Jake Bugg is a big name. He has headlined the Other and the John Peel stages at Glastonbury, headlined Cambridge Folk Festival (which I missed due to a clash), and in Dublin he has played at the Olympia and Marlay Park. Therefore when it was announced that he would come to Whelans, fans were at the ready online. A first date sold out instantly, so a second one was added. That sold out too, but that was the one I managed to get a ticket for.

Performing as part of the 'Creativity Transforms Lives' programme (along with the likes of GoGo Penguin, Levellers and Beth Orton) at London's Roundhouse, Nadine Shah took the Friday night slot in an intimate, 'in the round' stage setting.

The decision to go and see Lau was made last summer, when I was at Beautiful Days. I had spent a long, rainy day watching bands and trundling through the mud. I walked into the tent where Lau were playing and it was packed. I suddenly felt very tired and when I saw a space in line with the stage where I could sit on metal rather than muddy grass I decided to have a sit down and a picnic. I had my back to the stage and could not see the band, but I could hear Lau's music reverberating through the tent. The crowd was loving it and it sounded brilliant. I knew I should have been out there watching them.

This series of gigs was Sigur Ros’ first in Iceland since their ‘Heima’ tour 5 years ago. Tonight was the first of four consecutive nights at Reykjavik’s Harpa centre, the central point of a four day art and music festival ‘Nordur Og Nidur’ (loosely translated as ‘Go To Hell’).

The live music scene in Dublin is healthy at the best of times, but goes into overdrive the weeks before Christmas. If time and money were no object you could go to top gigs for a fortnight straight. The Kíla Christmas show is something of an institution now and I cannot recall exactly how many I have been. I remember Whelans, Vicar Street and the Meeting House Square. For the last few years they have held it at the Button Factory, a great venue that unfortunately programmes tribute acts a lot of the time.

Ye Vagabonds released their self-titled debut album in October. Carlow-raised Dublin-based brothers Diarmuid and Brían Mac Gloinn launched their album at Marrowbone Books in the Coombe and celebrated with two sell out gigs in the Cobblestone pub. I managed to miss all of that, but did go to the bookshop to get a copy of the album. This then got snowed under in the avalanche of excellent releases this autumn and I did not give the album the attention it warranted.

The Grand Canal Theatre in Dublin's Docklands area opened in 2010. These days it goes by the less attractive name Bord Gáis Energy Theatre. It is mostly used for musicals, which is a shame as it is a great place for live music. On 3 December the venue hosted Robert Plant and the Sensational Space Shifters, with support from Devon folk musician – and new Space Shifter – Seth Lakeman.

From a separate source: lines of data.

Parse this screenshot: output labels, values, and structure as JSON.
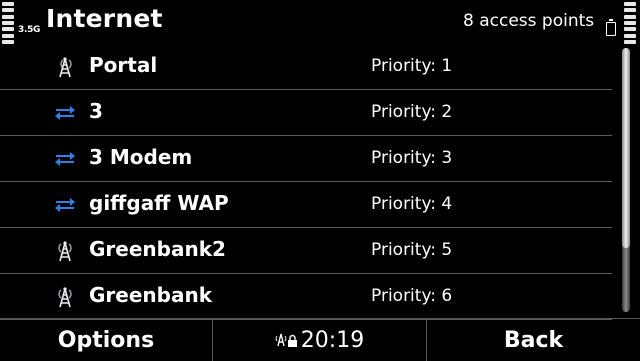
{
  "status": {
    "network_type": "3.5G",
    "title": "Internet",
    "access_points_count": "8 access points"
  },
  "list": {
    "items": [
      {
        "name": "Portal",
        "priority": "Priority: 1",
        "type": "tower-icon"
      },
      {
        "name": "3",
        "priority": "Priority: 2",
        "type": "packet-data-icon"
      },
      {
        "name": "3 Modem",
        "priority": "Priority: 3",
        "type": "packet-data-icon"
      },
      {
        "name": "giffgaff WAP",
        "priority": "Priority: 4",
        "type": "packet-data-icon"
      },
      {
        "name": "Greenbank2",
        "priority": "Priority: 5",
        "type": "tower-icon"
      },
      {
        "name": "Greenbank",
        "priority": "Priority: 6",
        "type": "tower-icon"
      }
    ]
  },
  "softkeys": {
    "left": "Options",
    "clock": "20:19",
    "right": "Back"
  },
  "colors": {
    "background": "#000000",
    "text": "#ffffff",
    "divider": "#5a5a5a",
    "packet_data_blue": "#2f7fe8"
  }
}
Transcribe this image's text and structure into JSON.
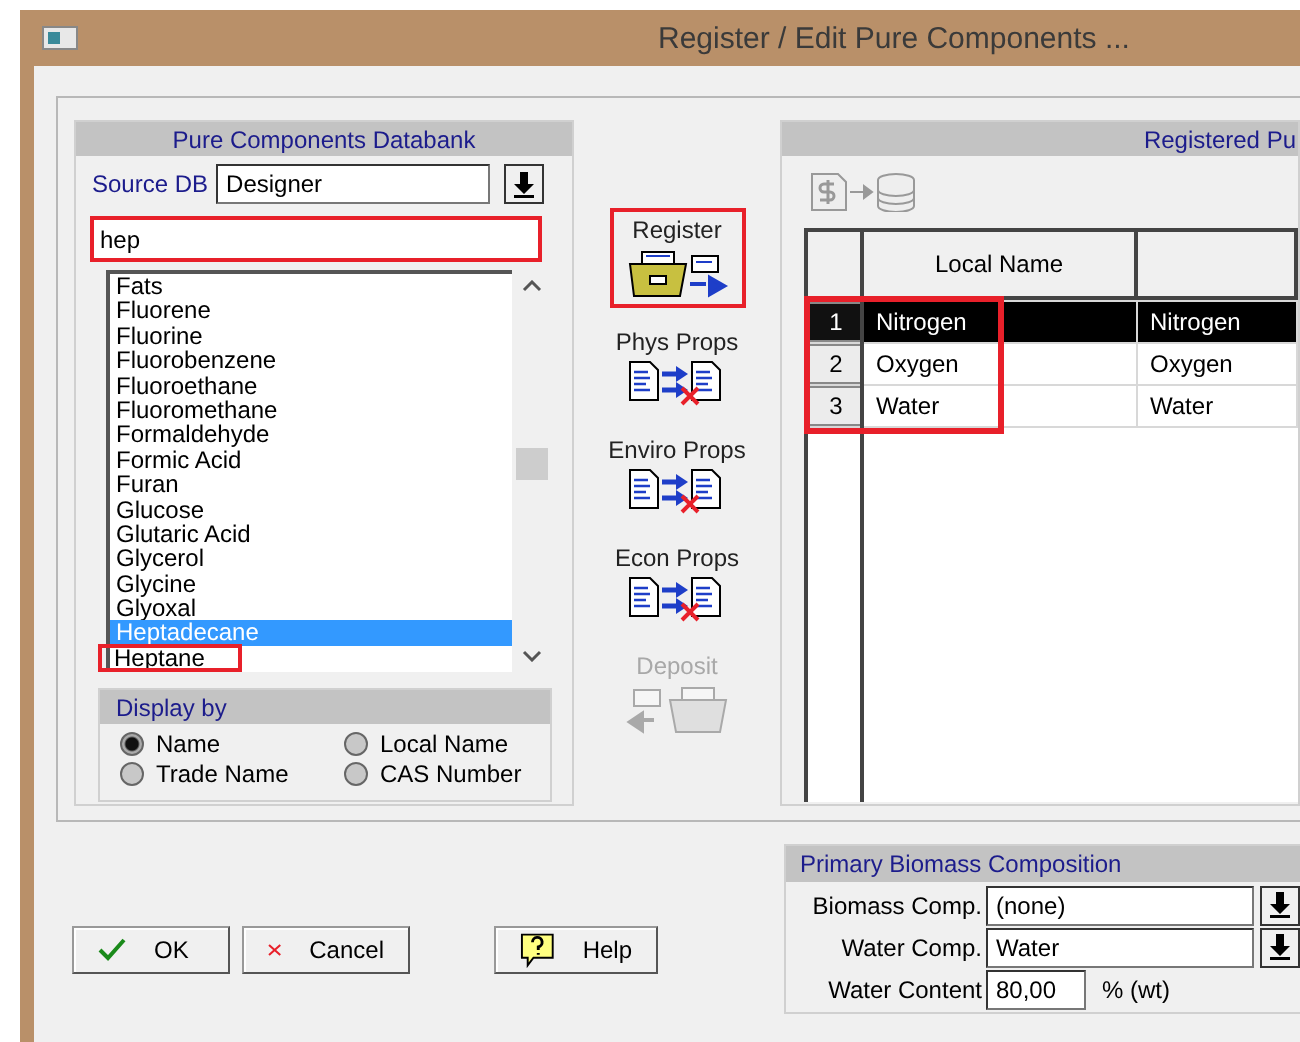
{
  "window": {
    "title": "Register / Edit Pure Components ..."
  },
  "databank": {
    "title": "Pure Components Databank",
    "source_label": "Source DB",
    "source_value": "Designer",
    "search_value": "hep",
    "search_highlighted": true,
    "items": [
      {
        "label": "Fats",
        "selected": false,
        "highlighted": false
      },
      {
        "label": "Fluorene",
        "selected": false,
        "highlighted": false
      },
      {
        "label": "Fluorine",
        "selected": false,
        "highlighted": false
      },
      {
        "label": "Fluorobenzene",
        "selected": false,
        "highlighted": false
      },
      {
        "label": "Fluoroethane",
        "selected": false,
        "highlighted": false
      },
      {
        "label": "Fluoromethane",
        "selected": false,
        "highlighted": false
      },
      {
        "label": "Formaldehyde",
        "selected": false,
        "highlighted": false
      },
      {
        "label": "Formic Acid",
        "selected": false,
        "highlighted": false
      },
      {
        "label": "Furan",
        "selected": false,
        "highlighted": false
      },
      {
        "label": "Glucose",
        "selected": false,
        "highlighted": false
      },
      {
        "label": "Glutaric Acid",
        "selected": false,
        "highlighted": false
      },
      {
        "label": "Glycerol",
        "selected": false,
        "highlighted": false
      },
      {
        "label": "Glycine",
        "selected": false,
        "highlighted": false
      },
      {
        "label": "Glyoxal",
        "selected": false,
        "highlighted": false
      },
      {
        "label": "Heptadecane",
        "selected": true,
        "highlighted": false
      },
      {
        "label": "Heptane",
        "selected": false,
        "highlighted": true
      }
    ],
    "display_by": {
      "title": "Display by",
      "options": [
        {
          "label": "Name",
          "selected": true
        },
        {
          "label": "Local Name",
          "selected": false
        },
        {
          "label": "Trade Name",
          "selected": false
        },
        {
          "label": "CAS Number",
          "selected": false
        }
      ]
    }
  },
  "actions": [
    {
      "label": "Register",
      "kind": "register",
      "disabled": false,
      "highlighted": true
    },
    {
      "label": "Phys Props",
      "kind": "props",
      "disabled": false,
      "highlighted": false
    },
    {
      "label": "Enviro Props",
      "kind": "props",
      "disabled": false,
      "highlighted": false
    },
    {
      "label": "Econ Props",
      "kind": "props",
      "disabled": false,
      "highlighted": false
    },
    {
      "label": "Deposit",
      "kind": "deposit",
      "disabled": true,
      "highlighted": false
    }
  ],
  "registered": {
    "title": "Registered Pu",
    "columns": [
      "Local Name"
    ],
    "rows_highlighted": true,
    "rows": [
      {
        "number": "1",
        "cells": [
          "Nitrogen",
          "Nitrogen"
        ],
        "selected": true
      },
      {
        "number": "2",
        "cells": [
          "Oxygen",
          "Oxygen"
        ],
        "selected": false
      },
      {
        "number": "3",
        "cells": [
          "Water",
          "Water"
        ],
        "selected": false
      }
    ]
  },
  "buttons": [
    {
      "label": "OK",
      "kind": "ok"
    },
    {
      "label": "Cancel",
      "kind": "cancel"
    },
    {
      "label": "Help",
      "kind": "help"
    }
  ],
  "biomass": {
    "title": "Primary Biomass Composition",
    "fields": [
      {
        "label": "Biomass Comp.",
        "value": "(none)",
        "kind": "dropdown"
      },
      {
        "label": "Water Comp.",
        "value": "Water",
        "kind": "dropdown"
      },
      {
        "label": "Water Content",
        "value": "80,00",
        "unit": "% (wt)",
        "kind": "number"
      }
    ]
  }
}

I arrived at the Bello Bar a little early, just before a queue formed that stretched all around the corner of the Lower Deck – the Portobello pub that houses this cool venue in its basement. I had come to this show because I knew I liked the support act and I was curious about the headliners. The majority of the folks queueing were presumably already aware of the brilliance of Anna & Elizabeth.

I first became aware of Sam Carter via his role in folk- rock (although a better description is probably rock-folk) band False Lights and their 2016 album 'Salvor'. False Lights headlined the final night at this year's Derby Folk Festival and based upon that performance I bought a ticket for tonight's solo show.

Whilst False Lights make have a great time electrifying, (or electrocuting) a number of trad. folk tunes tonight Sam who was named Best Newcomer at the 2010 Radio2 Folk Awards is flying solo playing tracks from his latest album 'How The City Sings'. The album reflects on his 10 year relationship with London, the city he recently left for the folkie-friendly city of Sheffield.

I still have a really fond but increasingly distant memory of the first time I saw tonight's headliners. It was 1987 at Wembley Stadium where they were one of the supports for a four piece band from Dublin who were on a World tour promoting their latest album which had sold in inexplicably huge quantities, but that day The Pretenders blew them off stage. They were a more engaging band, with a better lead performer and had the better songs. So it was surprising that it's taken me 30 years to catch up with The Pretenders live (the other lot I never bothered with again).


When I saw this concert advertized I immediately decided I wanted to go. I am a huge Bruce Springsteen fan plus a great admirer of Liam Ó Maonlaí, who is best known as the singer of the Hothouse Flowers, but who is an über-talented and versatile musician. Whatever he is involved in is worth hearing. Liam is a an Irish speaker, which made him the perfect choice to front this show.

Page 1 of 27